By implementing sweeping tax cuts that mostly benefit the very rich, the Senate plans to dry up federal coffers. It's easy to see what comes next: claiming pressure from the deepening debt that they themselves created, they will want massive cuts to programs that help the poor and middle class: college loans and grants, Head Start, food stamps, Medicaid, Medicare, the Affordable Care Act - you name it, it will be under attack.

They are manufacturing a crisis - all so that the wealthiest Americans can pay lower taxes.

There's nothing inevitable about this. Just this month, more than 100 members of the House of Representatives - almost 1 in 4 representatives - voted for a budget that would have invested in infrastructure, job creation, debt-free college, child care, a public option for health insurance, and more.
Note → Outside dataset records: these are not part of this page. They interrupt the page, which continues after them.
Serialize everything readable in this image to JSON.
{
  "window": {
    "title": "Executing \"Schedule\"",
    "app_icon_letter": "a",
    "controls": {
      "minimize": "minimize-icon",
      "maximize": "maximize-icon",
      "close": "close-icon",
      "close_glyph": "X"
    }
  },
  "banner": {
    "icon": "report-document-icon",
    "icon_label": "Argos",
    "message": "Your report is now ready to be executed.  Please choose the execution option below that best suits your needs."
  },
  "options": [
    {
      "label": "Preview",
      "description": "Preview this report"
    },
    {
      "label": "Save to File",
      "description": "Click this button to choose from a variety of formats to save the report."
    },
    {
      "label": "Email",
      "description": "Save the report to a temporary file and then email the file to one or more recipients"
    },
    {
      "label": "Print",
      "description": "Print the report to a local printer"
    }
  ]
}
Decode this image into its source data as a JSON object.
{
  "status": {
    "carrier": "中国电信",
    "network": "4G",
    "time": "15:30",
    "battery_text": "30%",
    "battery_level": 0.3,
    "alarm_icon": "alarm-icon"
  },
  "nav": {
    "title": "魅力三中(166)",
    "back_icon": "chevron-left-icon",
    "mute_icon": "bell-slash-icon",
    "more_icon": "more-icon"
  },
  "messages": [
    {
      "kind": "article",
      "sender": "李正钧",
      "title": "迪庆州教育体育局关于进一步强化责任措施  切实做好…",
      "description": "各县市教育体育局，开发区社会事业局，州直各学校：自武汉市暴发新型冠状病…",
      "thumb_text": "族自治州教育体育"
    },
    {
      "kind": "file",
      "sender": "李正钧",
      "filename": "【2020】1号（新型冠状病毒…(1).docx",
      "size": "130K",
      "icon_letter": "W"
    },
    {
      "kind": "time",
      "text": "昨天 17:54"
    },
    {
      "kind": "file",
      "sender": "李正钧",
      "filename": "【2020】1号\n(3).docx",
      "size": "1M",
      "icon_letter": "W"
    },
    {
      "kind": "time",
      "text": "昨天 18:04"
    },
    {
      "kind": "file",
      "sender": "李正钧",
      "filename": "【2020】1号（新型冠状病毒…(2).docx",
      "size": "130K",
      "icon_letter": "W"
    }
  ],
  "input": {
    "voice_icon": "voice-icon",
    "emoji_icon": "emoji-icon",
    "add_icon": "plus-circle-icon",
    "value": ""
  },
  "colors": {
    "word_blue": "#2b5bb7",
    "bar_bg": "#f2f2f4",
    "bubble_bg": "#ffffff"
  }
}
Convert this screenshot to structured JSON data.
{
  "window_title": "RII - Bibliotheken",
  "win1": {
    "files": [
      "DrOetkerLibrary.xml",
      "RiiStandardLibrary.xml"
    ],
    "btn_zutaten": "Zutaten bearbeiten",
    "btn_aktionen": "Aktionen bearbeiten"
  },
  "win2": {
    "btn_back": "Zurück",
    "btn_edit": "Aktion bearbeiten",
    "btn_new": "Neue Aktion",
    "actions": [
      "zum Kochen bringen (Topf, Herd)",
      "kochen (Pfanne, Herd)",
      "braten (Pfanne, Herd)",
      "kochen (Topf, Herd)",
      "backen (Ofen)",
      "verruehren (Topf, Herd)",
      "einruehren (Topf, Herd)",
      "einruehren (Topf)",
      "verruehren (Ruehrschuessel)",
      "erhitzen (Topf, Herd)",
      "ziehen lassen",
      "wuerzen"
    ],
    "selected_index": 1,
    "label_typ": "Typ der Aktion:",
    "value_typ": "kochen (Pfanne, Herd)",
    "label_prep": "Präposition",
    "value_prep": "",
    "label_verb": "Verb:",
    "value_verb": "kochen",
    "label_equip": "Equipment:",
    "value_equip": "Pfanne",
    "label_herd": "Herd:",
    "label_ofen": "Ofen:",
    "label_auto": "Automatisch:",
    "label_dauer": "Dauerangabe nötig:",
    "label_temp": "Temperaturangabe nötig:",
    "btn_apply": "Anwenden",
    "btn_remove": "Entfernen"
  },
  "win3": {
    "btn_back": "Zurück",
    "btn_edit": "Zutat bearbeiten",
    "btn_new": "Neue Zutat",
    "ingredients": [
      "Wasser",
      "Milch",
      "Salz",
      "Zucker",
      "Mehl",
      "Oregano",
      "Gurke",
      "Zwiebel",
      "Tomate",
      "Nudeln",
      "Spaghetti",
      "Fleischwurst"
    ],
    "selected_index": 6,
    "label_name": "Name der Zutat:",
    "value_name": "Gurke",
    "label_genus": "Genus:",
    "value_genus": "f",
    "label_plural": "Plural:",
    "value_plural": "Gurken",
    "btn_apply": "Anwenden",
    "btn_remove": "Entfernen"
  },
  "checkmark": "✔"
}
That budget also would have required mega-corporations and ultra-wealthy individuals to pay their fair share of taxes - and it would have reduced the nationl debt, to boot.

The majority of Americans want these things - they want the federal government to play a role in education, job creation, and making health care more affordable. Most of us also want corporations and the wealthiest to pay their fair share in taxes to make these things possible.

But that's not the budget vision the majority of Senators are moving forward. Instead, the Senate majority is pulling a budget gimmick that will allow them to pass an unpopular tax cut for the richest among us, knowing full well the pressure that will place to cut popular government programs - and they will be able to do it with only 50 votes in the Senate.

Those 50 votes are far from guaranteed. And if this year has taught us one thing, it's that the only thing some members of Congress hear louder than special interests is their own consituents' voices - if we're just loud enough, and if there are enough of us. 

Add your voice - call your Senator and tell them you do not support the dystopian vision represented by the budget resolution that just passed the Senate.